This was a good session – Murawksi works for Chef and speaks with a lot of authority about DevOps-y practices. The material was intentionally basic, especially if you have worked in this type of environment before, but I still took away some good thoughts and reminders. However, my brain is kind of melting at this point in the week, so rather than try to create coherent paragraphs I’m just going to provide some random highlights underneath the essential DevOps topics that Murawski hit.
“The number one indicator of a high-performing IT ops team is whether they use source control.”
Murawski summarized continuous integration, deployment and delivery like this:
- Continuous Integration (CI): I have source control, and a build server that automatically tests changes.
- Continuous Delivery (CD): I always check into master, and master is always releasable.
- Continuous Deployment: CI + CD, being released all the time (not appropriate for all situations)
There’s an open source project out there called psake that provides a make-style build script interface for Powershell-based deployments. Interesting.
“The first rule of automation club: there are no magic people or machines.”
“Testing is a way to express your worries as code.”
“Infrastructure without tests is ‘legacy infrastructure’.”
Types of tests:
- Linting (Style enforcing: PS Script Analyzer for Powershell)
- Unit Tests (Test small pieces of code; mock to avoid side effects)
- Functional (Test larger pieces of code; can have side effects; a bit of a gray area between unit tests and integration tests)
- Integration or Acceptance (Black box testing: test the system like an end user)
Required logs must not be only on the box. I personally use SumoLogic as a log aggregator, but there are plenty of other solutions out there – including, apparently, Microsoft’s up-and-coming OMS.
What does it mean for a service to be healthy? (In the cloud, it shouldn’t have to mean that every individual node is online.) IT organizations need to be proactive about solving the monitoring problem for their specific infrastructures.

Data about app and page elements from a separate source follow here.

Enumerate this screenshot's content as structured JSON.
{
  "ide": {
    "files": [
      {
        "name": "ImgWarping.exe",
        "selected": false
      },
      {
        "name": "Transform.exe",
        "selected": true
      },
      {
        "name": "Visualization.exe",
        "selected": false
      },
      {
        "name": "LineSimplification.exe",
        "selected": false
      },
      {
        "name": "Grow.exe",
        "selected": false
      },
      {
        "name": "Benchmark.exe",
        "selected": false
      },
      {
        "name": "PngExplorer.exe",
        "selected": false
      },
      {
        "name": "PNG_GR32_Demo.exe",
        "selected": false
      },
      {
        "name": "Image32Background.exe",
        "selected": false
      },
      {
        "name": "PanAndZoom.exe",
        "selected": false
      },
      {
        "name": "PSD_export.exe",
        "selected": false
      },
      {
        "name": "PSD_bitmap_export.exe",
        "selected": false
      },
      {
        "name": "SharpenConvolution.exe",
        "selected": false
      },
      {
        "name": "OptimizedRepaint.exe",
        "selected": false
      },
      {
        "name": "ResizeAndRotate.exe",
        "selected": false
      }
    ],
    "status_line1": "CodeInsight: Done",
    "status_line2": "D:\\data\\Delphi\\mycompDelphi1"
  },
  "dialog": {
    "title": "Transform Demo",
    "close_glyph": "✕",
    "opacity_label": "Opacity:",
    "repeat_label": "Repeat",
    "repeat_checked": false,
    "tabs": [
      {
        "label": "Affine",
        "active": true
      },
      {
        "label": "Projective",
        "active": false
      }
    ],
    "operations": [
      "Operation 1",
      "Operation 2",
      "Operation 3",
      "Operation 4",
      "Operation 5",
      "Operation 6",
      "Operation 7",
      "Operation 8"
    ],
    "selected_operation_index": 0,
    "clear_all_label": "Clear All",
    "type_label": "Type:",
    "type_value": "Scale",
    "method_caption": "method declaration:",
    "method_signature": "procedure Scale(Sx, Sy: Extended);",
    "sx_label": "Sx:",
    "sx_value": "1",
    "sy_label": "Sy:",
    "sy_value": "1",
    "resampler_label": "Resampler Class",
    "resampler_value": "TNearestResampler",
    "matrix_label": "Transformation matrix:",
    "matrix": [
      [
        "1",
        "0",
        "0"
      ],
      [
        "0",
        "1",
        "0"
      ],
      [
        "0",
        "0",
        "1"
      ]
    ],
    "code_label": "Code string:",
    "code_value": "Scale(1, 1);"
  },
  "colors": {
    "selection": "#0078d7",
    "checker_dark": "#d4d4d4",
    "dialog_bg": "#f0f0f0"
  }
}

Like Robbins, Murawski finished his session with a recommended reading list – awesome! Even better, it’s on his website.
Session Grade: A
Overall, I’m really glad I attended this year’s Summit. I think the quality of presentations was higher across the board than last year, and honestly the quality of attendees, both in terms of skill level and outspokenness, was better too. I have a bunch of new thoughts and techniques to take home and chew on! Maybe next year I’ll even try to get on the speaker list.
I hope these recaps were helpful, especially if you didn’t get a chance to go to Seattle this year. Please hit me up on Twitter @forrestbrazeal if I can answer any questions.